» **ACTION ITEM**
Every line that appears in the listing is to be set down verbatim.

» **DATASET ENTRIES**
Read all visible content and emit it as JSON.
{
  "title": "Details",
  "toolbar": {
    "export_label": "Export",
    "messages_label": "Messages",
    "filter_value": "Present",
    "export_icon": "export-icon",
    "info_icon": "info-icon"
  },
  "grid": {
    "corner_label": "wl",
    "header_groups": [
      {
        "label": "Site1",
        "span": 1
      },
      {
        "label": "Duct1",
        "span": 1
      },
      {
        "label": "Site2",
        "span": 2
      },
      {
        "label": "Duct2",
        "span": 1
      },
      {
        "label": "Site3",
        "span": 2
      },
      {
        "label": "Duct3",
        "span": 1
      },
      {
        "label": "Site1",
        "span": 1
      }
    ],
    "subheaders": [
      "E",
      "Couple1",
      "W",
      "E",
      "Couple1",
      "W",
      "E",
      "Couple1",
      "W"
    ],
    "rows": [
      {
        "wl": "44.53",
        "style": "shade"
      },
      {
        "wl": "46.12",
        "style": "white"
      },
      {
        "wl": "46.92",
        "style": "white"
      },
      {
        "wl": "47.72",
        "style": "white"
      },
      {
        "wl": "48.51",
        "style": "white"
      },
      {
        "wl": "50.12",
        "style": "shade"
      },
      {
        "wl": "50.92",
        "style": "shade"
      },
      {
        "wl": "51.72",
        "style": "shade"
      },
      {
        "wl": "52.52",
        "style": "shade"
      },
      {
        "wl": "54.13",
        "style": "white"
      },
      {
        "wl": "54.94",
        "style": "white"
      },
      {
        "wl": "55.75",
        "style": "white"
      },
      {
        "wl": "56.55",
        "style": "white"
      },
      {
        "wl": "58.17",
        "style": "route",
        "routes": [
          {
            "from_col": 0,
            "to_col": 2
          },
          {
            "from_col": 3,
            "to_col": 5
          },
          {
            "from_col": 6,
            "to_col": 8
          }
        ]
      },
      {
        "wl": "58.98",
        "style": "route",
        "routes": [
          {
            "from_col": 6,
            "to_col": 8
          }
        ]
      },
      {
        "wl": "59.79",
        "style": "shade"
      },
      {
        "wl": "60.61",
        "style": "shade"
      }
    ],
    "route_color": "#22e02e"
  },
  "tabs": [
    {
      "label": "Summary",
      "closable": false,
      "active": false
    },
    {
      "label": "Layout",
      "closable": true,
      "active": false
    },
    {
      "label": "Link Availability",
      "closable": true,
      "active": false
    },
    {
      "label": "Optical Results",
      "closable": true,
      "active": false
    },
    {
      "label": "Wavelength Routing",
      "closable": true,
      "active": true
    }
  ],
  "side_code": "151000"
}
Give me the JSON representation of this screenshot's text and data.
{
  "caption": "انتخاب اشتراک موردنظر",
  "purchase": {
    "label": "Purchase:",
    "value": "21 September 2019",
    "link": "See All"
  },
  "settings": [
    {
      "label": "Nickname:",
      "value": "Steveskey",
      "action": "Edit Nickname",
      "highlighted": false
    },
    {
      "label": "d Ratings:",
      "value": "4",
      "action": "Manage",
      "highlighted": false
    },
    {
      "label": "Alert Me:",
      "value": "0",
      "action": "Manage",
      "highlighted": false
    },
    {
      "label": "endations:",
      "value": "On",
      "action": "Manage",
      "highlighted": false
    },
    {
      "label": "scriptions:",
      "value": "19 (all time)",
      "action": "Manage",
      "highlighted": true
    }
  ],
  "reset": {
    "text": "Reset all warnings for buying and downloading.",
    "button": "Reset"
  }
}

» **SOLUTION TO THE EXERCISE**
Read all visible content and emit it as JSON.
{
  "title": "Details",
  "toolbar": {
    "export_label": "Export",
    "messages_label": "Messages",
    "filter_value": "Present",
    "export_icon": "export-icon",
    "info_icon": "info-icon"
  },
  "grid": {
    "corner_label": "wl",
    "header_groups": [
      {
        "label": "Site1",
        "span": 1
      },
      {
        "label": "Duct1",
        "span": 1
      },
      {
        "label": "Site2",
        "span": 2
      },
      {
        "label": "Duct2",
        "span": 1
      },
      {
        "label": "Site3",
        "span": 2
      },
      {
        "label": "Duct3",
        "span": 1
      },
      {
        "label": "Site1",
        "span": 1
      }
    ],
    "subheaders": [
      "E",
      "Couple1",
      "W",
      "E",
      "Couple1",
      "W",
      "E",
      "Couple1",
      "W"
    ],
    "rows": [
      {
        "wl": "44.53",
        "style": "shade"
      },
      {
        "wl": "46.12",
        "style": "white"
      },
      {
        "wl": "46.92",
        "style": "white"
      },
      {
        "wl": "47.72",
        "style": "white"
      },
      {
        "wl": "48.51",
        "style": "white"
      },
      {
        "wl": "50.12",
        "style": "shade"
      },
      {
        "wl": "50.92",
        "style": "shade"
      },
      {
        "wl": "51.72",
        "style": "shade"
      },
      {
        "wl": "52.52",
        "style": "shade"
      },
      {
        "wl": "54.13",
        "style": "white"
      },
      {
        "wl": "54.94",
        "style": "white"
      },
      {
        "wl": "55.75",
        "style": "white"
      },
      {
        "wl": "56.55",
        "style": "white"
      },
      {
        "wl": "58.17",
        "style": "route",
        "routes": [
          {
            "from_col": 0,
            "to_col": 2
          },
          {
            "from_col": 3,
            "to_col": 5
          },
          {
            "from_col": 6,
            "to_col": 8
          }
        ]
      },
      {
        "wl": "58.98",
        "style": "route",
        "routes": [
          {
            "from_col": 6,
            "to_col": 8
          }
        ]
      },
      {
        "wl": "59.79",
        "style": "shade"
      },
      {
        "wl": "60.61",
        "style": "shade"
      }
    ],
    "route_color": "#22e02e"
  },
  "tabs": [
    {
      "label": "Summary",
      "closable": false,
      "active": false
    },
    {
      "label": "Layout",
      "closable": true,
      "active": false
    },
    {
      "label": "Link Availability",
      "closable": true,
      "active": false
    },
    {
      "label": "Optical Results",
      "closable": true,
      "active": false
    },
    {
      "label": "Wavelength Routing",
      "closable": true,
      "active": true
    }
  ],
  "side_code": "151000"
}
Give me the JSON representation of this screenshot's text and data.
{
  "caption": "انتخاب اشتراک موردنظر",
  "purchase": {
    "label": "Purchase:",
    "value": "21 September 2019",
    "link": "See All"
  },
  "settings": [
    {
      "label": "Nickname:",
      "value": "Steveskey",
      "action": "Edit Nickname",
      "highlighted": false
    },
    {
      "label": "d Ratings:",
      "value": "4",
      "action": "Manage",
      "highlighted": false
    },
    {
      "label": "Alert Me:",
      "value": "0",
      "action": "Manage",
      "highlighted": false
    },
    {
      "label": "endations:",
      "value": "On",
      "action": "Manage",
      "highlighted": false
    },
    {
      "label": "scriptions:",
      "value": "19 (all time)",
      "action": "Manage",
      "highlighted": true
    }
  ],
  "reset": {
    "text": "Reset all warnings for buying and downloading.",
    "button": "Reset"
  }
}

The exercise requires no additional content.